Local Government Bill: Council vote proposals opposed
- 18 March 2014
- From the section Northern Ireland
The environment minister has opposed amendments tabled by the Alliance party to replace the D'Hondt system as the preferred mechanism for allocating posts in local councils.
Mark H Durkan was introducing the third group of amendments in the assembly's debate on the consideration stage of the Local Government Bill.
The effect of these amendments would mean the single transferable vote (STV) would be the default method for allocating positions of responsibility.
It would replace the D'Hondt method - a form of proportional representation - specified in the bill.
The bill sets out what powers 11 new local councils will have and how they should be run.

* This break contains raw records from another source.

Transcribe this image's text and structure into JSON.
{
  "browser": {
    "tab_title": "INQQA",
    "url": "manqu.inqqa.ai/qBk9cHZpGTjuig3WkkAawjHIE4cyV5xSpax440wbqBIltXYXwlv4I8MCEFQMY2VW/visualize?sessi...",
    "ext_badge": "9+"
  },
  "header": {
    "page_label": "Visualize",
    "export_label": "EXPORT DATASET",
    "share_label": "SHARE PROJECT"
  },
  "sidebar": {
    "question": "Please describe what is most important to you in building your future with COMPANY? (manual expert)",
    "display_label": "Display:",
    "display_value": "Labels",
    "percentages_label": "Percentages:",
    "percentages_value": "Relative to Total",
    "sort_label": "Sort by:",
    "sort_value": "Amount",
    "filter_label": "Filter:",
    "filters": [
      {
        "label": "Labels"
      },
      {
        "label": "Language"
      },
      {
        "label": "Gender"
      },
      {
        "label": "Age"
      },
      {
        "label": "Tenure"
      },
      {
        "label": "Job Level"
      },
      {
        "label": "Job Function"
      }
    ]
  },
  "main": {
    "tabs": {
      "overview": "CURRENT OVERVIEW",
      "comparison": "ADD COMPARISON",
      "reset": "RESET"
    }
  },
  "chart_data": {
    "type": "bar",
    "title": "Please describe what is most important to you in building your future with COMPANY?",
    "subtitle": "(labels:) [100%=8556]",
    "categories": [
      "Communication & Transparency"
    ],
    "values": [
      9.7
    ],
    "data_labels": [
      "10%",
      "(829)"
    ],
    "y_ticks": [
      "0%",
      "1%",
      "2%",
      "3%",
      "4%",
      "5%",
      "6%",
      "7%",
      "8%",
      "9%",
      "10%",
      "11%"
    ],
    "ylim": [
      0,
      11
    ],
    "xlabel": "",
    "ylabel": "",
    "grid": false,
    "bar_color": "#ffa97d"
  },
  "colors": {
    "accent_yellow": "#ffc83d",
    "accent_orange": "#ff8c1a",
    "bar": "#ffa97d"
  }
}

The D'Hondt system is used in the Northern Ireland assembly and is felt to be suitable for use in a divided society, aimed at ensuring cross-community representation.
"I therefore call on the house in the strongest possible terms not to support these amendments," Mark H Durkan said.
Mr Durkan also objected to an Alliance amendment making the committee system the default arrangement for running a council.
Anna Lo of Alliance said she was "a bit disappointed to hear the minister is not supporting this".
She also drew attention to an amendment she had brought with Cathal Boylan of Sinn Fein and Peter Weir of the DUP to ensure that five representatives of the Northern Ireland Local Government Association (NILGA) or its equivalent would be appointed to the partnership panel.
The panel was intended to bring together representatives of local and regional government.
Peter Weir of the DUP argued that replacing D'Hondt was not a good idea given the small number in the "electorate".
"In these circumstances STV simply doesn't work," he said
Sinn Fein's Barry McElduff said his party had made clear to the minister that they would accept nothing short of the retention of the D'Hondt principle.
He said the party's view was that local government should be "as close to local communities as practically possible".
Ulster Unionist Tom Elliott was concerned about the position of ratepayers in areas where two councils were merging and one had much higher rates than the other.
He commended his party's proposal for a three-year rate convergence support.